    I guess that pressuring the automobile corporations to start actually building, and selling in the USA, the fuel-efficient cars that they have been capable of building, and have in fact been building and selling in Europe and Asia for a generation, counts for something.

  2. Brooks Bridges says:


    it says that in Feb 2012, Volkswagen confirmed that it would build a limited series of XL1s starting in 2013.

    According to Volkswagen, the XL1 can achieve a combined fuel consumption of 0.9 litres per 100 kilometres (310 mpg-imp; 260 mpg-US) and CO2 emissions of 24 g/km.

    Performance credentials include a governed top speed of 158 km/h (99 mph), with 0–100 km/h (0-62 mph) acceleration in 11.9 s. Weight 1750 lbs.
    (For reference, old VW beetle weighed around 1600 lbs, 0-60 25 seconds.)

    XL1 can also go 22 miles on electric motor alone.

  3. Brooks Bridges says:

    I’ve paid close attention to gas mileage in cars all my life and never heard of figures as high as yours until the hybrids came out.

    Like to know what country you live in, and what model, hp, etc, you have.

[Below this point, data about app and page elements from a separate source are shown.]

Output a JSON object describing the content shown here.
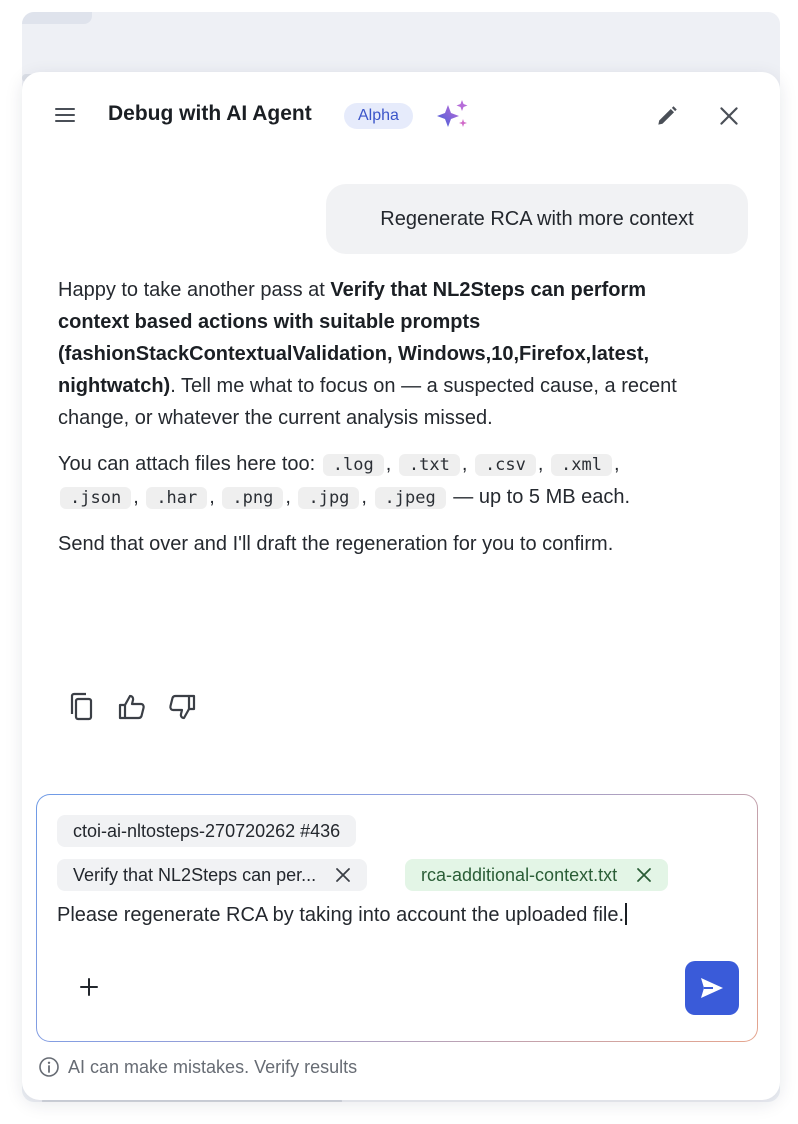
{
  "header": {
    "title": "Debug with AI Agent",
    "badge": "Alpha",
    "icons": [
      "menu-icon",
      "sparkle-icon",
      "pencil-icon",
      "close-icon"
    ]
  },
  "conversation": {
    "user_message": "Regenerate RCA with more context",
    "assistant": {
      "p1_intro": "Happy to take another pass at ",
      "p1_bold": "Verify that NL2Steps can perform context based actions with suitable prompts (fashionStackContextualValidation, Windows,10,Firefox,latest, nightwatch)",
      "p1_rest": ". Tell me what to focus on — a suspected cause, a recent change, or whatever the current analysis missed.",
      "p2_intro": "You can attach files here too: ",
      "file_types": [
        ".log",
        ".txt",
        ".csv",
        ".xml",
        ".json",
        ".har",
        ".png",
        ".jpg",
        ".jpeg"
      ],
      "p2_rest": " — up to 5 MB each.",
      "p3": "Send that over and I'll draft the regeneration for you to confirm."
    },
    "feedback_icons": [
      "copy-icon",
      "thumbs-up-icon",
      "thumbs-down-icon"
    ]
  },
  "composer": {
    "context_chip": "ctoi-ai-nltosteps-270720262 #436",
    "test_chip": "Verify that NL2Steps can per...",
    "file_chip": "rca-additional-context.txt",
    "input_value": "Please regenerate RCA by taking into account the uploaded file."
  },
  "footer": {
    "disclaimer": "AI can make mistakes. Verify results"
  },
  "colors": {
    "accent": "#3a5bd9",
    "badge_bg": "#e6ebfb",
    "file_chip_bg": "#e3f5e6"
  }
}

Just looked up a 1999 Kia Sephia at and figures were 20 city and 29 highway. Couldn’t find data for earlier.

  4. Pangolin says:

    If you’re burning fossil fuels you’re doing it wrong; period. The human race evolved in an environment containing ~280 ppm CO2 in the atmosphere. We’re pushing 400 ppm now and any new fossil fueled vehicle produced just makes matters worse.

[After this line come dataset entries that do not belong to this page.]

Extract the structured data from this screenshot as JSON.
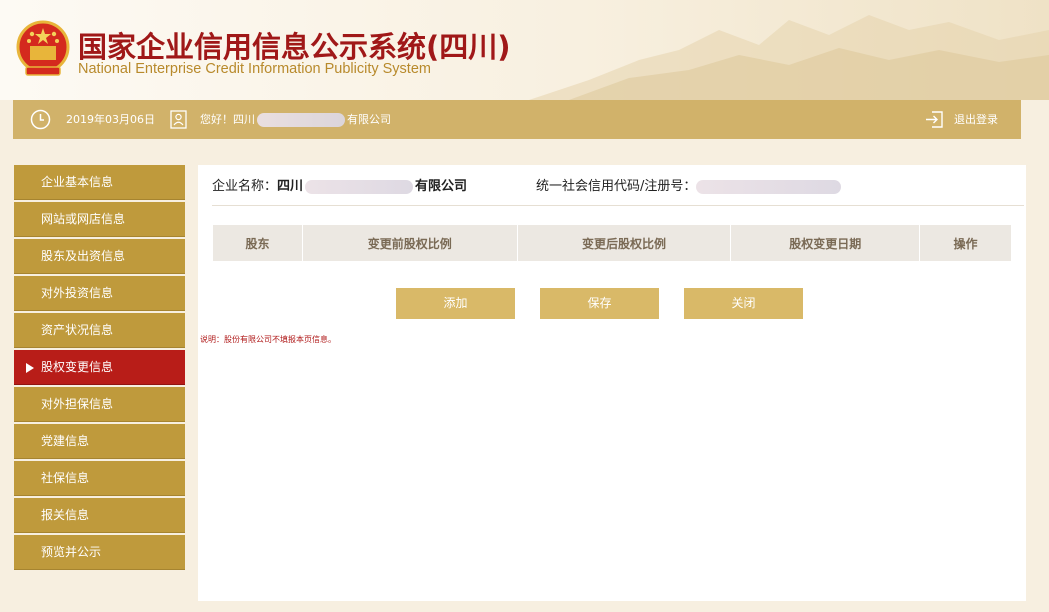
{
  "header": {
    "title_cn": "国家企业信用信息公示系统(四川)",
    "title_en": "National Enterprise Credit Information Publicity System"
  },
  "infobar": {
    "date": "2019年03月06日",
    "greeting_prefix": "您好！四川",
    "greeting_suffix": "有限公司",
    "logout_label": "退出登录",
    "icons": [
      "clock-icon",
      "user-icon",
      "logout-icon"
    ]
  },
  "sidebar": {
    "items": [
      {
        "label": "企业基本信息"
      },
      {
        "label": "网站或网店信息"
      },
      {
        "label": "股东及出资信息"
      },
      {
        "label": "对外投资信息"
      },
      {
        "label": "资产状况信息"
      },
      {
        "label": "股权变更信息",
        "active": true
      },
      {
        "label": "对外担保信息"
      },
      {
        "label": "党建信息"
      },
      {
        "label": "社保信息"
      },
      {
        "label": "报关信息"
      },
      {
        "label": "预览并公示"
      }
    ]
  },
  "main": {
    "company_label": "企业名称：",
    "company_prefix": "四川",
    "company_suffix": "有限公司",
    "code_label": "统一社会信用代码/注册号：",
    "table_headers": [
      "股东",
      "变更前股权比例",
      "变更后股权比例",
      "股权变更日期",
      "操作"
    ],
    "buttons": {
      "add": "添加",
      "save": "保存",
      "close": "关闭"
    },
    "note": "说明：股份有限公司不填报本页信息。"
  },
  "colors": {
    "gold": "#d1b26a",
    "sidebar": "#bf9a3c",
    "active": "#b81d18",
    "title_red": "#a01818"
  }
}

  5. WVhybrid says:

    I’m getting 122 MPG in my beautiful red Chevy Volt. (In kitchen terms that’s 2.1 tablespoons of gas per mile.) I don’t know why everyone is whining about the price of gas. Except for a trip out of town, the last time I bought gas was Dec. 2.

    Chevy Volt – fast, quite, great handling, and cheap to operate. Total cost to own is lower than any Volkswagen, Audi, BMW, Ford, or Chrysler.

  6. Mark Spohr says:

    I bought a new Fiat 500 a year ago. It’s a great fun car and we have used it for local and long distance travel. We’ve even taken it camping! It’s very comfortable on long trips. It’s even great in the snow.
    Anyway, after one year, our AVERAGE fuel economy (local and long distance) is over 40 MPG! This is more than the EPA fuel rating of 38 MPG. I calculate that I have saved over $1200 in fuel costs the first year since this car gets more that twice the MPG of my old one.

  7. Brooks Bridges says:

    LOVE the units – think they should be the new standard.

    BUT, I just checked with Google and it’s 768 teaspoons per gallon. So you’re ONLY averaging a lousy 6.2 teaspoons of gas per mile :-)


  8. ozajh says:

    SecularAnimist’s numbers are good, but certainly possible. I suspect driving style will have a lot of influence (and that the Kia will have a manual gearbox).

    For what it’s worth, I drive a Kia myself, a 2006 model Cerato which is not their smallest model and which has a 2 litre engine. Converting into US gallons I get about 30 mpg around town and maybe 40 mpg at 65-ish mph on the highway.

  9. ozajh says:

    You want commuter fuel economy?

    My first vehicle back in the 1970’s was a little Honda stepthrough motorcycle, complete with screen and footshields. 150 mpg (but 50 mph flat out down a slope).

  10. WVhybrid says:

    Sorry, Brooks, its 6.2 teaspoons per mile, and 2.1 tablespoons per mile. There are 256 tablespoons in a gallon, and 768 teaspoons in a gallon. Don’t try to confuse an old ChE on unit conversions.

    (I’ve spent my whole life converting kilopascals to psi to inches of mercury to bars to atmospheres to kilogram per square centimeter to psf to ksi, etc, etc. I don’t think I will mess up a volume conversion.)

  11. Brooks Bridges says:

    Yes! My bad. Tablespoons not teaspoons.